■ Information given
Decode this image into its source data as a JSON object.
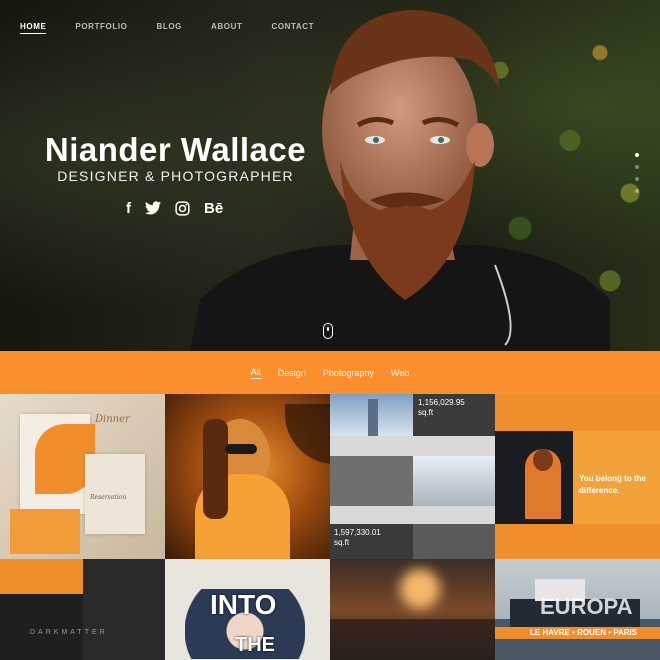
{
  "nav": {
    "items": [
      {
        "label": "HOME",
        "active": true
      },
      {
        "label": "PORTFOLIO"
      },
      {
        "label": "BLOG"
      },
      {
        "label": "ABOUT"
      },
      {
        "label": "CONTACT"
      }
    ]
  },
  "hero": {
    "name": "Niander Wallace",
    "subtitle": "DESIGNER & PHOTOGRAPHER",
    "social": [
      {
        "icon": "facebook-icon",
        "glyph": "f"
      },
      {
        "icon": "twitter-icon",
        "glyph": "🐦"
      },
      {
        "icon": "instagram-icon",
        "glyph": "◎"
      },
      {
        "icon": "behance-icon",
        "glyph": "Bē"
      }
    ],
    "slide_dots": 4,
    "active_slide": 1
  },
  "filters": {
    "items": [
      {
        "label": "All",
        "active": true
      },
      {
        "label": "Design"
      },
      {
        "label": "Photography"
      },
      {
        "label": "Web"
      }
    ]
  },
  "portfolio": {
    "tiles": [
      {
        "name": "tile-stationery",
        "texts": [
          "Dinner",
          "Reservation"
        ]
      },
      {
        "name": "tile-portrait-woman",
        "texts": []
      },
      {
        "name": "tile-real-estate-web",
        "texts": [
          "1,156,029.95",
          "sq.ft",
          "1,597,330.01",
          "sq.ft"
        ]
      },
      {
        "name": "tile-web-orange",
        "texts": [
          "You belong to the",
          "difference."
        ]
      },
      {
        "name": "tile-darkmatter",
        "texts": [
          "DARKMATTER"
        ]
      },
      {
        "name": "tile-into-the",
        "texts": [
          "INTO",
          "THE"
        ]
      },
      {
        "name": "tile-city-street",
        "texts": []
      },
      {
        "name": "tile-europa-ship",
        "texts": [
          "EUROPA",
          "LE HAVRE • ROUEN • PARIS"
        ]
      }
    ]
  },
  "colors": {
    "accent": "#fb8f2d",
    "white": "#ffffff"
  }
}
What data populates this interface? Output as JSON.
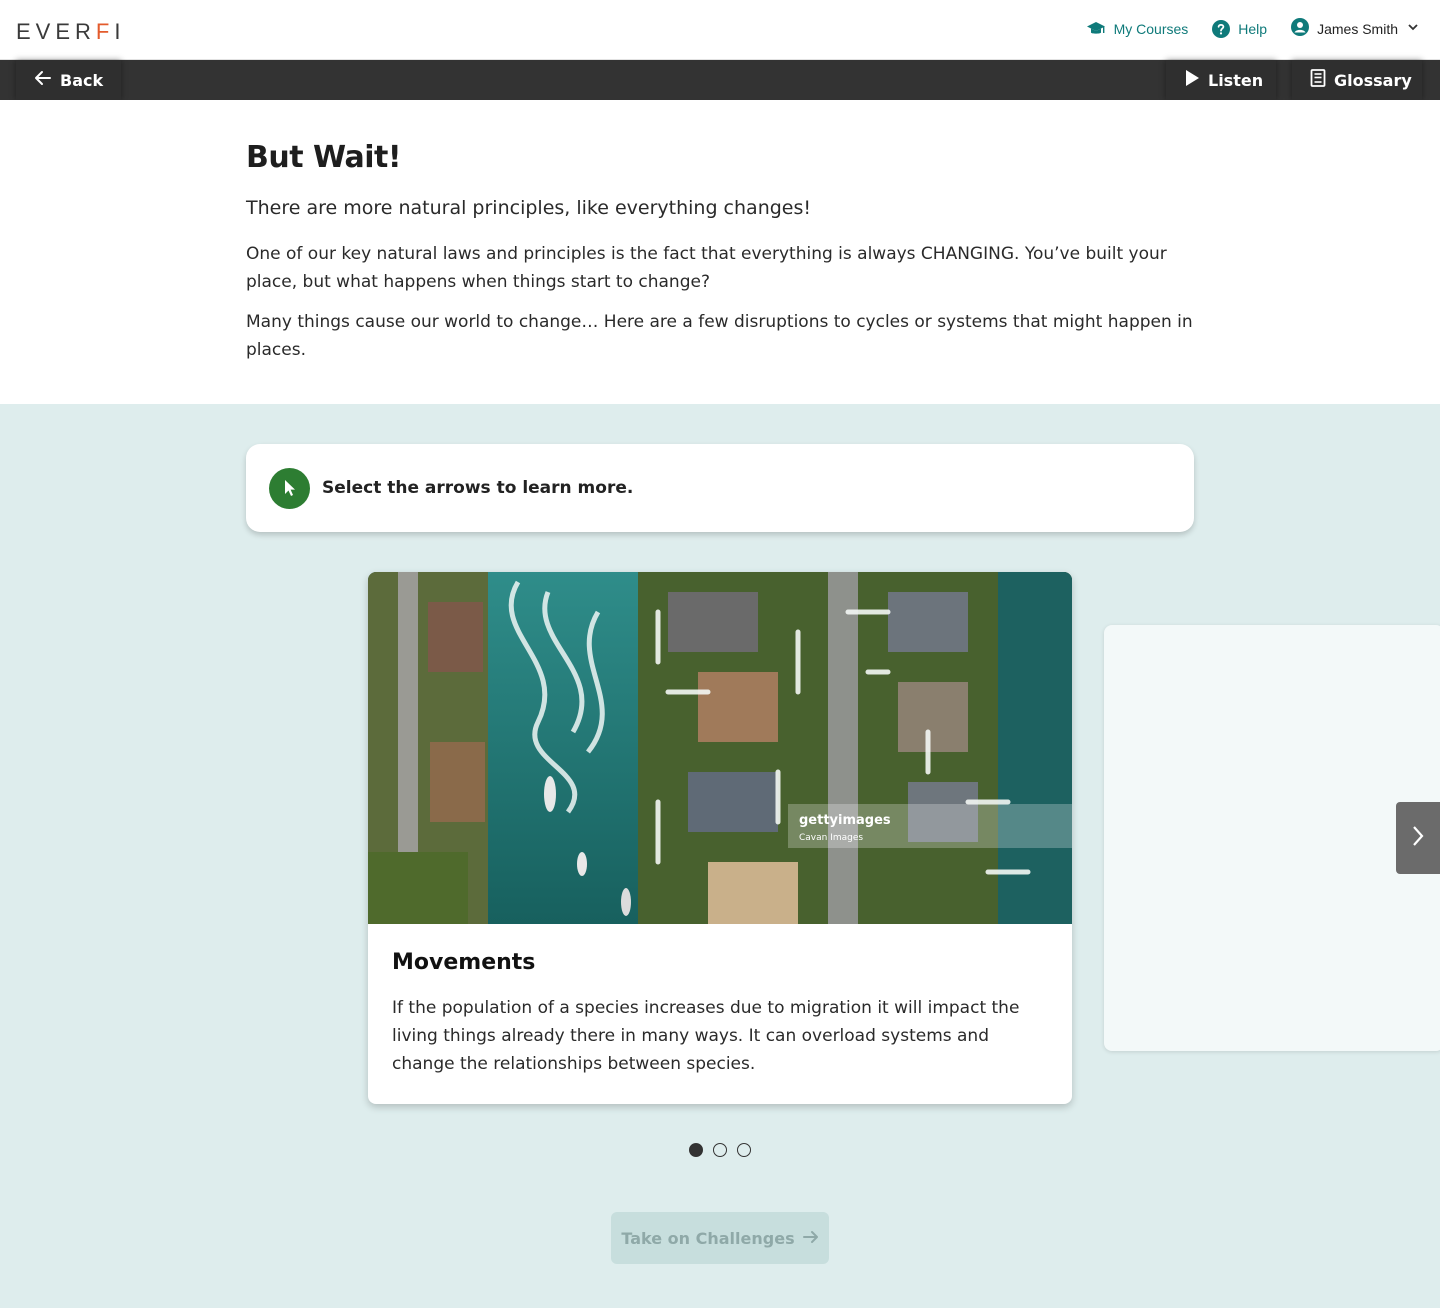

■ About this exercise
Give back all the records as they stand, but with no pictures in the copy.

■ Task result
Decode this image into its source data as a JSON object.
{
  "nav": {
    "items": [
      {
        "label": "HOME",
        "active": true
      },
      {
        "label": "PORTFOLIO"
      },
      {
        "label": "BLOG"
      },
      {
        "label": "ABOUT"
      },
      {
        "label": "CONTACT"
      }
    ]
  },
  "hero": {
    "name": "Niander Wallace",
    "subtitle": "DESIGNER & PHOTOGRAPHER",
    "social": [
      {
        "icon": "facebook-icon",
        "glyph": "f"
      },
      {
        "icon": "twitter-icon",
        "glyph": "🐦"
      },
      {
        "icon": "instagram-icon",
        "glyph": "◎"
      },
      {
        "icon": "behance-icon",
        "glyph": "Bē"
      }
    ],
    "slide_dots": 4,
    "active_slide": 1
  },
  "filters": {
    "items": [
      {
        "label": "All",
        "active": true
      },
      {
        "label": "Design"
      },
      {
        "label": "Photography"
      },
      {
        "label": "Web"
      }
    ]
  },
  "portfolio": {
    "tiles": [
      {
        "name": "tile-stationery",
        "texts": [
          "Dinner",
          "Reservation"
        ]
      },
      {
        "name": "tile-portrait-woman",
        "texts": []
      },
      {
        "name": "tile-real-estate-web",
        "texts": [
          "1,156,029.95",
          "sq.ft",
          "1,597,330.01",
          "sq.ft"
        ]
      },
      {
        "name": "tile-web-orange",
        "texts": [
          "You belong to the",
          "difference."
        ]
      },
      {
        "name": "tile-darkmatter",
        "texts": [
          "DARKMATTER"
        ]
      },
      {
        "name": "tile-into-the",
        "texts": [
          "INTO",
          "THE"
        ]
      },
      {
        "name": "tile-city-street",
        "texts": []
      },
      {
        "name": "tile-europa-ship",
        "texts": [
          "EUROPA",
          "LE HAVRE • ROUEN • PARIS"
        ]
      }
    ]
  },
  "colors": {
    "accent": "#fb8f2d",
    "white": "#ffffff"
  }
}
What data populates this interface? Output as JSON.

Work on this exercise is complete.